Instructions to follow:
All lines of the records below that contain the word "true" must be listed.
[Material provided — start]
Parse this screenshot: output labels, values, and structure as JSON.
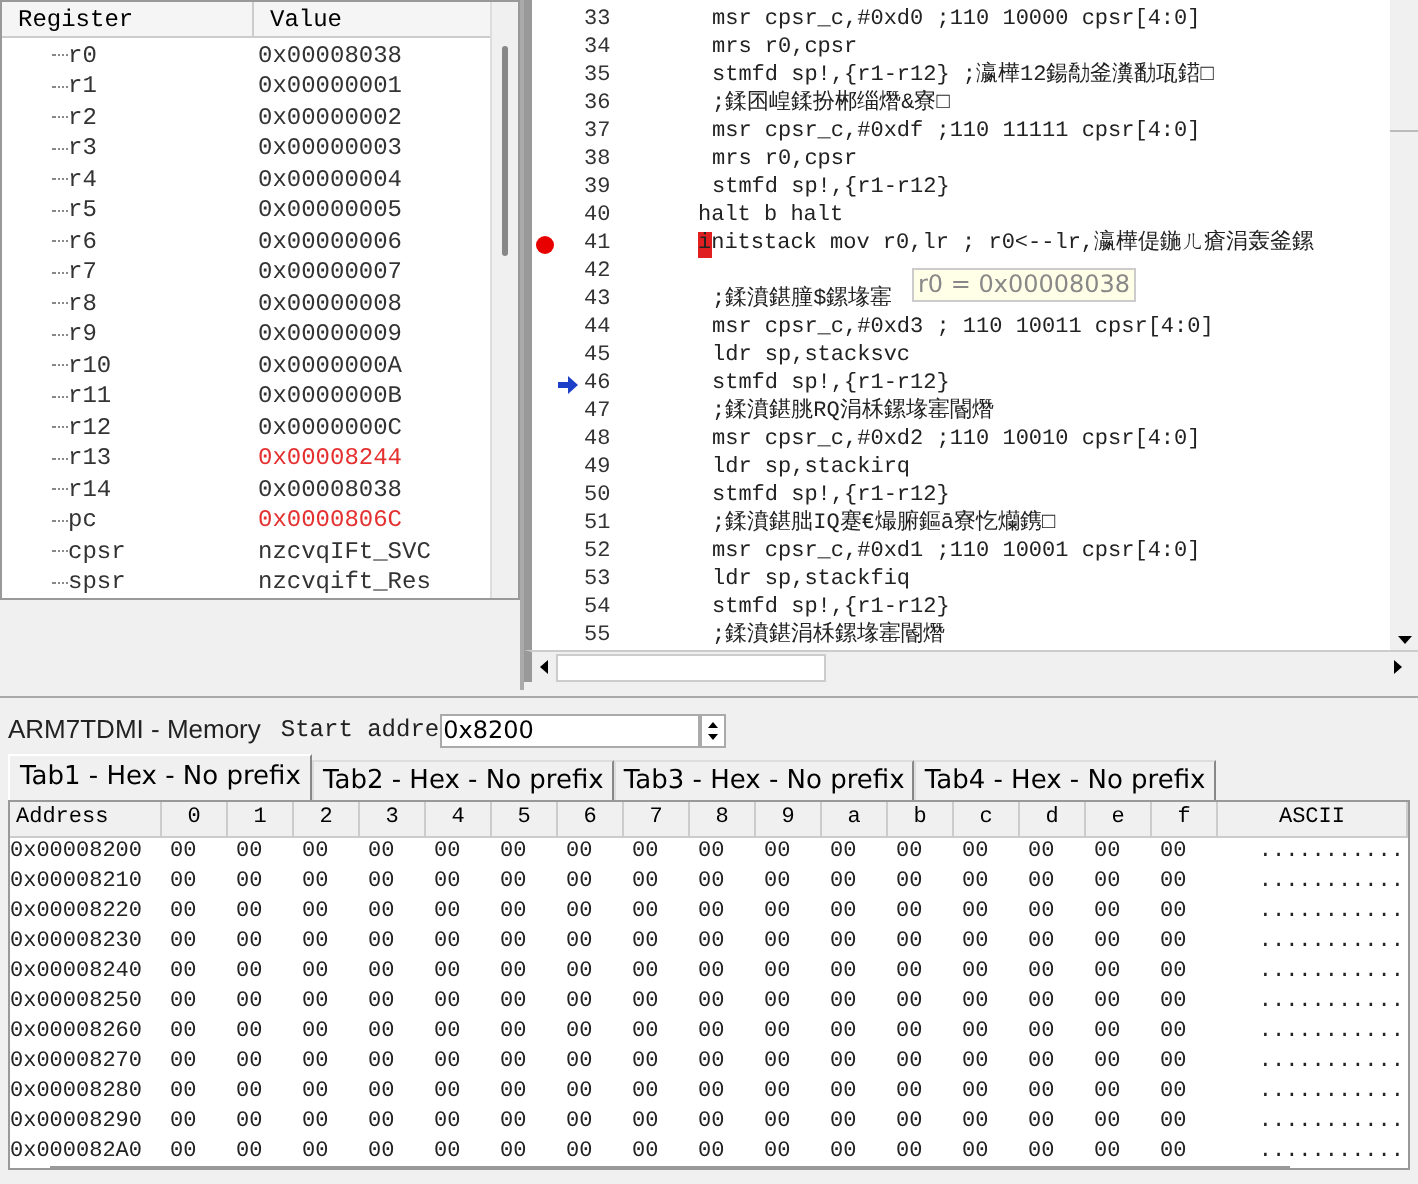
{
  "registers": {
    "columns": [
      "Register",
      "Value"
    ],
    "rows": [
      {
        "name": "r0",
        "value": "0x00008038",
        "changed": false
      },
      {
        "name": "r1",
        "value": "0x00000001",
        "changed": false
      },
      {
        "name": "r2",
        "value": "0x00000002",
        "changed": false
      },
      {
        "name": "r3",
        "value": "0x00000003",
        "changed": false
      },
      {
        "name": "r4",
        "value": "0x00000004",
        "changed": false
      },
      {
        "name": "r5",
        "value": "0x00000005",
        "changed": false
      },
      {
        "name": "r6",
        "value": "0x00000006",
        "changed": false
      },
      {
        "name": "r7",
        "value": "0x00000007",
        "changed": false
      },
      {
        "name": "r8",
        "value": "0x00000008",
        "changed": false
      },
      {
        "name": "r9",
        "value": "0x00000009",
        "changed": false
      },
      {
        "name": "r10",
        "value": "0x0000000A",
        "changed": false
      },
      {
        "name": "r11",
        "value": "0x0000000B",
        "changed": false
      },
      {
        "name": "r12",
        "value": "0x0000000C",
        "changed": false
      },
      {
        "name": "r13",
        "value": "0x00008244",
        "changed": true
      },
      {
        "name": "r14",
        "value": "0x00008038",
        "changed": false
      },
      {
        "name": "pc",
        "value": "0x0000806C",
        "changed": true
      },
      {
        "name": "cpsr",
        "value": "nzcvqIFt_SVC",
        "changed": false
      },
      {
        "name": "spsr",
        "value": "nzcvqift_Res",
        "changed": false
      }
    ]
  },
  "code": {
    "lines": [
      {
        "number": "33",
        "kind": "code",
        "text": "msr cpsr_c,#0xd0   ;110 10000 cpsr[4:0]",
        "breakpoint": false,
        "current": false,
        "cursor": false
      },
      {
        "number": "34",
        "kind": "code",
        "text": "mrs r0,cpsr",
        "breakpoint": false,
        "current": false,
        "cursor": false
      },
      {
        "number": "35",
        "kind": "code",
        "text": "stmfd sp!,{r1-r12} ;瀛樺12鍚勪釜瀵勫瓨鍣□",
        "breakpoint": false,
        "current": false,
        "cursor": false
      },
      {
        "number": "36",
        "kind": "code",
        "text": ";鍒囨崲鍒扮郴缁熸&寮□",
        "breakpoint": false,
        "current": false,
        "cursor": false
      },
      {
        "number": "37",
        "kind": "code",
        "text": "msr cpsr_c,#0xdf   ;110 11111 cpsr[4:0]",
        "breakpoint": false,
        "current": false,
        "cursor": false
      },
      {
        "number": "38",
        "kind": "code",
        "text": "mrs r0,cpsr",
        "breakpoint": false,
        "current": false,
        "cursor": false
      },
      {
        "number": "39",
        "kind": "code",
        "text": "stmfd sp!,{r1-r12}",
        "breakpoint": false,
        "current": false,
        "cursor": false
      },
      {
        "number": "40",
        "kind": "label",
        "text": "halt b halt",
        "breakpoint": false,
        "current": false,
        "cursor": false
      },
      {
        "number": "41",
        "kind": "label",
        "text": "initstack mov r0,lr ; r0<--lr,瀛樺偍鍦ㄦ瘡涓轰釜鏍",
        "breakpoint": true,
        "current": false,
        "cursor": true
      },
      {
        "number": "42",
        "kind": "code",
        "breakpoint": false,
        "current": false,
        "cursor": false
      },
      {
        "number": "43",
        "kind": "code",
        "text": ";鍒濆鍖朣$鏍堟寚",
        "breakpoint": false,
        "current": false,
        "cursor": false
      },
      {
        "number": "44",
        "kind": "code",
        "text": "msr cpsr_c,#0xd3   ; 110 10011 cpsr[4:0]",
        "breakpoint": false,
        "current": false,
        "cursor": false
      },
      {
        "number": "45",
        "kind": "code",
        "text": "ldr sp,stacksvc",
        "breakpoint": false,
        "current": false,
        "cursor": false
      },
      {
        "number": "46",
        "kind": "code",
        "text": "stmfd sp!,{r1-r12}",
        "breakpoint": false,
        "current": true,
        "cursor": false
      },
      {
        "number": "47",
        "kind": "code",
        "text": ";鍒濆鍖朓RQ涓柇鏍堟寚閽熸",
        "breakpoint": false,
        "current": false,
        "cursor": false
      },
      {
        "number": "48",
        "kind": "code",
        "text": "msr cpsr_c,#0xd2   ;110 10010 cpsr[4:0]",
        "breakpoint": false,
        "current": false,
        "cursor": false
      },
      {
        "number": "49",
        "kind": "code",
        "text": "ldr sp,stackirq",
        "breakpoint": false,
        "current": false,
        "cursor": false
      },
      {
        "number": "50",
        "kind": "code",
        "text": "stmfd sp!,{r1-r12}",
        "breakpoint": false,
        "current": false,
        "cursor": false
      },
      {
        "number": "51",
        "kind": "code",
        "text": ";鍒濆鍖朏IQ蹇€熶腑鏂ā寮忔爤鎸□",
        "breakpoint": false,
        "current": false,
        "cursor": false
      },
      {
        "number": "52",
        "kind": "code",
        "text": "msr cpsr_c,#0xd1   ;110 10001 cpsr[4:0]",
        "breakpoint": false,
        "current": false,
        "cursor": false
      },
      {
        "number": "53",
        "kind": "code",
        "text": "ldr sp,stackfiq",
        "breakpoint": false,
        "current": false,
        "cursor": false
      },
      {
        "number": "54",
        "kind": "code",
        "text": "stmfd sp!,{r1-r12}",
        "breakpoint": false,
        "current": false,
        "cursor": false
      },
      {
        "number": "55",
        "kind": "code",
        "text": ";鍒濆鍖涓柇鏍堟寚閽熸",
        "breakpoint": false,
        "current": false,
        "cursor": false
      }
    ],
    "tooltip": "r0 = 0x00008038"
  },
  "memory": {
    "title": "ARM7TDMI - Memory",
    "start_address": {
      "label": "Start addre",
      "value": "0x8200"
    },
    "tabs": [
      {
        "label": "Tab1 - Hex - No prefix",
        "selected": true
      },
      {
        "label": "Tab2 - Hex - No prefix",
        "selected": false
      },
      {
        "label": "Tab3 - Hex - No prefix",
        "selected": false
      },
      {
        "label": "Tab4 - Hex - No prefix",
        "selected": false
      }
    ],
    "columns": [
      "Address",
      "0",
      "1",
      "2",
      "3",
      "4",
      "5",
      "6",
      "7",
      "8",
      "9",
      "a",
      "b",
      "c",
      "d",
      "e",
      "f",
      "ASCII"
    ],
    "rows": [
      {
        "address": "0x00008200",
        "bytes": [
          "00",
          "00",
          "00",
          "00",
          "00",
          "00",
          "00",
          "00",
          "00",
          "00",
          "00",
          "00",
          "00",
          "00",
          "00",
          "00"
        ],
        "ascii": "..........."
      },
      {
        "address": "0x00008210",
        "bytes": [
          "00",
          "00",
          "00",
          "00",
          "00",
          "00",
          "00",
          "00",
          "00",
          "00",
          "00",
          "00",
          "00",
          "00",
          "00",
          "00"
        ],
        "ascii": "..........."
      },
      {
        "address": "0x00008220",
        "bytes": [
          "00",
          "00",
          "00",
          "00",
          "00",
          "00",
          "00",
          "00",
          "00",
          "00",
          "00",
          "00",
          "00",
          "00",
          "00",
          "00"
        ],
        "ascii": "..........."
      },
      {
        "address": "0x00008230",
        "bytes": [
          "00",
          "00",
          "00",
          "00",
          "00",
          "00",
          "00",
          "00",
          "00",
          "00",
          "00",
          "00",
          "00",
          "00",
          "00",
          "00"
        ],
        "ascii": "..........."
      },
      {
        "address": "0x00008240",
        "bytes": [
          "00",
          "00",
          "00",
          "00",
          "00",
          "00",
          "00",
          "00",
          "00",
          "00",
          "00",
          "00",
          "00",
          "00",
          "00",
          "00"
        ],
        "ascii": "..........."
      },
      {
        "address": "0x00008250",
        "bytes": [
          "00",
          "00",
          "00",
          "00",
          "00",
          "00",
          "00",
          "00",
          "00",
          "00",
          "00",
          "00",
          "00",
          "00",
          "00",
          "00"
        ],
        "ascii": "..........."
      },
      {
        "address": "0x00008260",
        "bytes": [
          "00",
          "00",
          "00",
          "00",
          "00",
          "00",
          "00",
          "00",
          "00",
          "00",
          "00",
          "00",
          "00",
          "00",
          "00",
          "00"
        ],
        "ascii": "..........."
      },
      {
        "address": "0x00008270",
        "bytes": [
          "00",
          "00",
          "00",
          "00",
          "00",
          "00",
          "00",
          "00",
          "00",
          "00",
          "00",
          "00",
          "00",
          "00",
          "00",
          "00"
        ],
        "ascii": "..........."
      },
      {
        "address": "0x00008280",
        "bytes": [
          "00",
          "00",
          "00",
          "00",
          "00",
          "00",
          "00",
          "00",
          "00",
          "00",
          "00",
          "00",
          "00",
          "00",
          "00",
          "00"
        ],
        "ascii": "..........."
      },
      {
        "address": "0x00008290",
        "bytes": [
          "00",
          "00",
          "00",
          "00",
          "00",
          "00",
          "00",
          "00",
          "00",
          "00",
          "00",
          "00",
          "00",
          "00",
          "00",
          "00"
        ],
        "ascii": "..........."
      },
      {
        "address": "0x000082A0",
        "bytes": [
          "00",
          "00",
          "00",
          "00",
          "00",
          "00",
          "00",
          "00",
          "00",
          "00",
          "00",
          "00",
          "00",
          "00",
          "00",
          "00"
        ],
        "ascii": "..........."
      }
    ]
  }
}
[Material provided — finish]
Response to the task:
        "changed": true
        "changed": true
        "breakpoint": true,
        "cursor": true
        "current": true,
        "selected": true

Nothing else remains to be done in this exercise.